Directions:
In your reply, restate all of the records below word for word.

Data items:
================

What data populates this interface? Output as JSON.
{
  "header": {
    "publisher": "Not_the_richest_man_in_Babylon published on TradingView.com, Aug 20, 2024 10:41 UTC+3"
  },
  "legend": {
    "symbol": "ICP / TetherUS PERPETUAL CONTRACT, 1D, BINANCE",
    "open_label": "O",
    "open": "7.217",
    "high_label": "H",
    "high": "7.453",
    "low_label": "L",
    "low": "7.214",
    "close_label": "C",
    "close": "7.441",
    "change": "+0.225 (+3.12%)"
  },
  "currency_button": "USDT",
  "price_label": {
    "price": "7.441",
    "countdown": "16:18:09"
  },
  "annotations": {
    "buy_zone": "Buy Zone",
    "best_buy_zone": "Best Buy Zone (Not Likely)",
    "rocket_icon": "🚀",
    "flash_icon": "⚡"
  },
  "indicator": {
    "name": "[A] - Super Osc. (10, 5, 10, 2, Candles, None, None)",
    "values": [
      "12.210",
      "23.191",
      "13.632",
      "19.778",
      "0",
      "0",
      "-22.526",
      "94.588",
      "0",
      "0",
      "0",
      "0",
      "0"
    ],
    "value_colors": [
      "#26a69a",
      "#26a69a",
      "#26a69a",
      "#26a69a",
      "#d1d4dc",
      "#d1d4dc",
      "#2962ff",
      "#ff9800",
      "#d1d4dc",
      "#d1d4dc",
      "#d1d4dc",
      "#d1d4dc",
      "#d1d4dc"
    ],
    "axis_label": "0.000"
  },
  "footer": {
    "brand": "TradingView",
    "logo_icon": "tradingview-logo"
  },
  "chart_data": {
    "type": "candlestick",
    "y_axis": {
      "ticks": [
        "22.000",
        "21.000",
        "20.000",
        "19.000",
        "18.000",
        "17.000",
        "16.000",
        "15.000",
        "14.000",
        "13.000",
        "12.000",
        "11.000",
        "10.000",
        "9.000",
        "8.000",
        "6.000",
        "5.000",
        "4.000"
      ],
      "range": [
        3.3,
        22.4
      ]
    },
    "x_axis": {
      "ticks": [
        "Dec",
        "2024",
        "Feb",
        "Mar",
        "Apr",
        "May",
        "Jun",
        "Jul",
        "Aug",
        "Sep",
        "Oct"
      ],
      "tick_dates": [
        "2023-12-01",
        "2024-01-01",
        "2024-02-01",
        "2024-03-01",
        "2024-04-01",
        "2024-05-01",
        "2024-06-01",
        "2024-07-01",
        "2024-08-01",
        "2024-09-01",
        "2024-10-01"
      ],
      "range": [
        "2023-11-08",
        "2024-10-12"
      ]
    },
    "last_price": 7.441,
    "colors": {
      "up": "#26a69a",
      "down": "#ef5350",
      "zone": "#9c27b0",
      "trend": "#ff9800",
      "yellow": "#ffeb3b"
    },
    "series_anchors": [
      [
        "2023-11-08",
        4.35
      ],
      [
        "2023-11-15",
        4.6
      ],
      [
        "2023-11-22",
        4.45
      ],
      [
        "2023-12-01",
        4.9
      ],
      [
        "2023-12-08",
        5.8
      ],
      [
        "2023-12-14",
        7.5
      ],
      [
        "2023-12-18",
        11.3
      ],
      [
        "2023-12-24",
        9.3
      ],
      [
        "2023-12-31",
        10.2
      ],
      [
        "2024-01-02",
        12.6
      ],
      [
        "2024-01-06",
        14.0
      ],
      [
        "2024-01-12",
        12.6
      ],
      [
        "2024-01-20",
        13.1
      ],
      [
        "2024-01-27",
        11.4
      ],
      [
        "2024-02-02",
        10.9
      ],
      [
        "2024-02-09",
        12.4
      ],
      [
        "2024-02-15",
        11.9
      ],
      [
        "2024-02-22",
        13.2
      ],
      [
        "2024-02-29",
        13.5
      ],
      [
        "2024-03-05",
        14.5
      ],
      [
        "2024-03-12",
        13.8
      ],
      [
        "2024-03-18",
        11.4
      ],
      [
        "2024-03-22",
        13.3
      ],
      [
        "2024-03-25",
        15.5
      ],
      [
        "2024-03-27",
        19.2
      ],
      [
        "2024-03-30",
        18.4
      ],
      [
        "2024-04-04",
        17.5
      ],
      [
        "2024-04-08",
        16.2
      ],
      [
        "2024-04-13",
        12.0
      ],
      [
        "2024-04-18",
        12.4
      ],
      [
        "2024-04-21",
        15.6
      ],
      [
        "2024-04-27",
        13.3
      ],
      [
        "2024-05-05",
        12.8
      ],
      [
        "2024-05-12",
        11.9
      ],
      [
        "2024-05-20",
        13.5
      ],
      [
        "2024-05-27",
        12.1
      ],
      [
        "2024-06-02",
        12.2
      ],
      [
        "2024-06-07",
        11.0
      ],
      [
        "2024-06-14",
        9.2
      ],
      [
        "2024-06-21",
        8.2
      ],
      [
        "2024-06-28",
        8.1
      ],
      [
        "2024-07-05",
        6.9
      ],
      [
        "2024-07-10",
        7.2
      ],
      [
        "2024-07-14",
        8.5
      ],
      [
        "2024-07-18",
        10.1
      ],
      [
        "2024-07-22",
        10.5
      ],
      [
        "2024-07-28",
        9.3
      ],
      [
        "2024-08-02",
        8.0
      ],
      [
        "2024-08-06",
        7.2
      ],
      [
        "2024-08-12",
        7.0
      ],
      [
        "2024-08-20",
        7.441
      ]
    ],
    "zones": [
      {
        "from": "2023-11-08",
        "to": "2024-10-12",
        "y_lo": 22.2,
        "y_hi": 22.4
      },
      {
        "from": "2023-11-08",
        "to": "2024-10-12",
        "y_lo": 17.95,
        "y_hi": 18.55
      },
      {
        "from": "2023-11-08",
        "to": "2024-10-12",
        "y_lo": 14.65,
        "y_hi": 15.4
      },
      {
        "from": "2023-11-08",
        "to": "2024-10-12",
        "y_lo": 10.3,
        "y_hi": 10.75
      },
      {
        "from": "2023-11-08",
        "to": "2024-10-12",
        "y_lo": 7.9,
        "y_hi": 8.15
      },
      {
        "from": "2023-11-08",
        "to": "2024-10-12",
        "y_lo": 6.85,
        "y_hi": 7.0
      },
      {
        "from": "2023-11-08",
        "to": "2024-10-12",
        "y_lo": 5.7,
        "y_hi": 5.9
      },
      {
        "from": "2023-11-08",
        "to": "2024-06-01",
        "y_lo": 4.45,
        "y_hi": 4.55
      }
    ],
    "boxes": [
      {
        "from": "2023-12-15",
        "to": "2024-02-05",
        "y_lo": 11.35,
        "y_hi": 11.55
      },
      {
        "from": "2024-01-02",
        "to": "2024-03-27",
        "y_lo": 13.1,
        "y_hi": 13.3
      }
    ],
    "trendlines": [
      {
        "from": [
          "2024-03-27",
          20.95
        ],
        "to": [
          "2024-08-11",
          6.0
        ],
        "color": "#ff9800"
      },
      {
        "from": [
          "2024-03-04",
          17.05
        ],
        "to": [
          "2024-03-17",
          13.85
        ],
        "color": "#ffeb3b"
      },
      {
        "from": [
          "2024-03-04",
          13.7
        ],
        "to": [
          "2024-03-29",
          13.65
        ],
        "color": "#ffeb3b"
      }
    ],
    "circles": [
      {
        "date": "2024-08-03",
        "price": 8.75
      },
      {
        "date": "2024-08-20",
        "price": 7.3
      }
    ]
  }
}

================

Output of the task:
What data populates this interface? Output as JSON.
{
  "header": {
    "publisher": "Not_the_richest_man_in_Babylon published on TradingView.com, Aug 20, 2024 10:41 UTC+3"
  },
  "legend": {
    "symbol": "ICP / TetherUS PERPETUAL CONTRACT, 1D, BINANCE",
    "open_label": "O",
    "open": "7.217",
    "high_label": "H",
    "high": "7.453",
    "low_label": "L",
    "low": "7.214",
    "close_label": "C",
    "close": "7.441",
    "change": "+0.225 (+3.12%)"
  },
  "currency_button": "USDT",
  "price_label": {
    "price": "7.441",
    "countdown": "16:18:09"
  },
  "annotations": {
    "buy_zone": "Buy Zone",
    "best_buy_zone": "Best Buy Zone (Not Likely)",
    "rocket_icon": "🚀",
    "flash_icon": "⚡"
  },
  "indicator": {
    "name": "[A] - Super Osc. (10, 5, 10, 2, Candles, None, None)",
    "values": [
      "12.210",
      "23.191",
      "13.632",
      "19.778",
      "0",
      "0",
      "-22.526",
      "94.588",
      "0",
      "0",
      "0",
      "0",
      "0"
    ],
    "value_colors": [
      "#26a69a",
      "#26a69a",
      "#26a69a",
      "#26a69a",
      "#d1d4dc",
      "#d1d4dc",
      "#2962ff",
      "#ff9800",
      "#d1d4dc",
      "#d1d4dc",
      "#d1d4dc",
      "#d1d4dc",
      "#d1d4dc"
    ],
    "axis_label": "0.000"
  },
  "footer": {
    "brand": "TradingView",
    "logo_icon": "tradingview-logo"
  },
  "chart_data": {
    "type": "candlestick",
    "y_axis": {
      "ticks": [
        "22.000",
        "21.000",
        "20.000",
        "19.000",
        "18.000",
        "17.000",
        "16.000",
        "15.000",
        "14.000",
        "13.000",
        "12.000",
        "11.000",
        "10.000",
        "9.000",
        "8.000",
        "6.000",
        "5.000",
        "4.000"
      ],
      "range": [
        3.3,
        22.4
      ]
    },
    "x_axis": {
      "ticks": [
        "Dec",
        "2024",
        "Feb",
        "Mar",
        "Apr",
        "May",
        "Jun",
        "Jul",
        "Aug",
        "Sep",
        "Oct"
      ],
      "tick_dates": [
        "2023-12-01",
        "2024-01-01",
        "2024-02-01",
        "2024-03-01",
        "2024-04-01",
        "2024-05-01",
        "2024-06-01",
        "2024-07-01",
        "2024-08-01",
        "2024-09-01",
        "2024-10-01"
      ],
      "range": [
        "2023-11-08",
        "2024-10-12"
      ]
    },
    "last_price": 7.441,
    "colors": {
      "up": "#26a69a",
      "down": "#ef5350",
      "zone": "#9c27b0",
      "trend": "#ff9800",
      "yellow": "#ffeb3b"
    },
    "series_anchors": [
      [
        "2023-11-08",
        4.35
      ],
      [
        "2023-11-15",
        4.6
      ],
      [
        "2023-11-22",
        4.45
      ],
      [
        "2023-12-01",
        4.9
      ],
      [
        "2023-12-08",
        5.8
      ],
      [
        "2023-12-14",
        7.5
      ],
      [
        "2023-12-18",
        11.3
      ],
      [
        "2023-12-24",
        9.3
      ],
      [
        "2023-12-31",
        10.2
      ],
      [
        "2024-01-02",
        12.6
      ],
      [
        "2024-01-06",
        14.0
      ],
      [
        "2024-01-12",
        12.6
      ],
      [
        "2024-01-20",
        13.1
      ],
      [
        "2024-01-27",
        11.4
      ],
      [
        "2024-02-02",
        10.9
      ],
      [
        "2024-02-09",
        12.4
      ],
      [
        "2024-02-15",
        11.9
      ],
      [
        "2024-02-22",
        13.2
      ],
      [
        "2024-02-29",
        13.5
      ],
      [
        "2024-03-05",
        14.5
      ],
      [
        "2024-03-12",
        13.8
      ],
      [
        "2024-03-18",
        11.4
      ],
      [
        "2024-03-22",
        13.3
      ],
      [
        "2024-03-25",
        15.5
      ],
      [
        "2024-03-27",
        19.2
      ],
      [
        "2024-03-30",
        18.4
      ],
      [
        "2024-04-04",
        17.5
      ],
      [
        "2024-04-08",
        16.2
      ],
      [
        "2024-04-13",
        12.0
      ],
      [
        "2024-04-18",
        12.4
      ],
      [
        "2024-04-21",
        15.6
      ],
      [
        "2024-04-27",
        13.3
      ],
      [
        "2024-05-05",
        12.8
      ],
      [
        "2024-05-12",
        11.9
      ],
      [
        "2024-05-20",
        13.5
      ],
      [
        "2024-05-27",
        12.1
      ],
      [
        "2024-06-02",
        12.2
      ],
      [
        "2024-06-07",
        11.0
      ],
      [
        "2024-06-14",
        9.2
      ],
      [
        "2024-06-21",
        8.2
      ],
      [
        "2024-06-28",
        8.1
      ],
      [
        "2024-07-05",
        6.9
      ],
      [
        "2024-07-10",
        7.2
      ],
      [
        "2024-07-14",
        8.5
      ],
      [
        "2024-07-18",
        10.1
      ],
      [
        "2024-07-22",
        10.5
      ],
      [
        "2024-07-28",
        9.3
      ],
      [
        "2024-08-02",
        8.0
      ],
      [
        "2024-08-06",
        7.2
      ],
      [
        "2024-08-12",
        7.0
      ],
      [
        "2024-08-20",
        7.441
      ]
    ],
    "zones": [
      {
        "from": "2023-11-08",
        "to": "2024-10-12",
        "y_lo": 22.2,
        "y_hi": 22.4
      },
      {
        "from": "2023-11-08",
        "to": "2024-10-12",
        "y_lo": 17.95,
        "y_hi": 18.55
      },
      {
        "from": "2023-11-08",
        "to": "2024-10-12",
        "y_lo": 14.65,
        "y_hi": 15.4
      },
      {
        "from": "2023-11-08",
        "to": "2024-10-12",
        "y_lo": 10.3,
        "y_hi": 10.75
      },
      {
        "from": "2023-11-08",
        "to": "2024-10-12",
        "y_lo": 7.9,
        "y_hi": 8.15
      },
      {
        "from": "2023-11-08",
        "to": "2024-10-12",
        "y_lo": 6.85,
        "y_hi": 7.0
      },
      {
        "from": "2023-11-08",
        "to": "2024-10-12",
        "y_lo": 5.7,
        "y_hi": 5.9
      },
      {
        "from": "2023-11-08",
        "to": "2024-06-01",
        "y_lo": 4.45,
        "y_hi": 4.55
      }
    ],
    "boxes": [
      {
        "from": "2023-12-15",
        "to": "2024-02-05",
        "y_lo": 11.35,
        "y_hi": 11.55
      },
      {
        "from": "2024-01-02",
        "to": "2024-03-27",
        "y_lo": 13.1,
        "y_hi": 13.3
      }
    ],
    "trendlines": [
      {
        "from": [
          "2024-03-27",
          20.95
        ],
        "to": [
          "2024-08-11",
          6.0
        ],
        "color": "#ff9800"
      },
      {
        "from": [
          "2024-03-04",
          17.05
        ],
        "to": [
          "2024-03-17",
          13.85
        ],
        "color": "#ffeb3b"
      },
      {
        "from": [
          "2024-03-04",
          13.7
        ],
        "to": [
          "2024-03-29",
          13.65
        ],
        "color": "#ffeb3b"
      }
    ],
    "circles": [
      {
        "date": "2024-08-03",
        "price": 8.75
      },
      {
        "date": "2024-08-20",
        "price": 7.3
      }
    ]
  }
}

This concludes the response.